- The links between microbial taxa, in situ organic matter decomposition, and coupling of carbon (C) and nitrogen (N) cycles remain unresolved. Here, we used stable isotope probing (SIP) technique to investigate bacterial carbon assimilation and C and N coupling during decomposition of 13C-labeled maize residue in a black soil from Northeast China. Bacteria assimilating carbon from maize residue (16S rRNA analysis) were primarily distributed in the Phyla Actinobacteria, Firmicutes and Proteobacteria.
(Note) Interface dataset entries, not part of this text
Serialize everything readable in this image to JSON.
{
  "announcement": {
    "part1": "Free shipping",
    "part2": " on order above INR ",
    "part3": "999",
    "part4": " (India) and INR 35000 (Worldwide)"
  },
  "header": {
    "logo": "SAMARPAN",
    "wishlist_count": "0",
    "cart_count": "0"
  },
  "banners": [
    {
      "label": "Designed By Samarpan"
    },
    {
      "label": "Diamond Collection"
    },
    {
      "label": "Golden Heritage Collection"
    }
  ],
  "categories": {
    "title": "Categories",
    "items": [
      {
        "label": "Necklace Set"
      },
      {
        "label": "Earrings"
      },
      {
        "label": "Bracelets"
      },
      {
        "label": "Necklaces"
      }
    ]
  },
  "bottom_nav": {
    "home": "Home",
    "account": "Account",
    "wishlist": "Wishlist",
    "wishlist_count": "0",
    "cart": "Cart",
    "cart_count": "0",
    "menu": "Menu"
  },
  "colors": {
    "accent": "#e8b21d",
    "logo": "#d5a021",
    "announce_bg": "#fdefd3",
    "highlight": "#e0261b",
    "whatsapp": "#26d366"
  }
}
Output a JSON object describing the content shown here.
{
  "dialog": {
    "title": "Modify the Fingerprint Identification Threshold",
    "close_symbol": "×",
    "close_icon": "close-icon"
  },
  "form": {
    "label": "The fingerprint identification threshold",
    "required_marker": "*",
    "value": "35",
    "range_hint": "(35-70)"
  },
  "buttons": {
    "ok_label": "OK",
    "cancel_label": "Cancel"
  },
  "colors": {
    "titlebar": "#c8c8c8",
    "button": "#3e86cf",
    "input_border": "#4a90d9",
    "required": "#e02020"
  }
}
These include the recognized stubble decomposing lineages of Arthrobacter, Streptomyces, Bacillus and Rhizobium, but also lineages not previously reported (Agromyces, Blastococcus, Gemmatimonas, Glycomyces, Heliobacillus, Lysobacter, Microlunatus, Mycoplasma, Natronocella, Ohtaekwangia, Paenibacillus, Schlegelella, Sorangium, Steroidobacter and Thermacetogenium). Analysis of nitrogen fixation (nifH) and denitrification (nirS) genes in heavy-fraction DNA was used to link microbial taxa involved in N cycling to C transformation of the maize residue. A cluster of nifH genotypes affiliated with Rhizobium and two other ‘uncultured’ clusters dominated the N-fixing clone library, and genotypes affiliated with Kocuria varians and an uncultured cluster dominated the library of nitrite reducing (nirS) taxa. The results suggest that plant residue decomposition may stimulate both N-fixation and denitrification through direct C-feeding of related microbes in soil.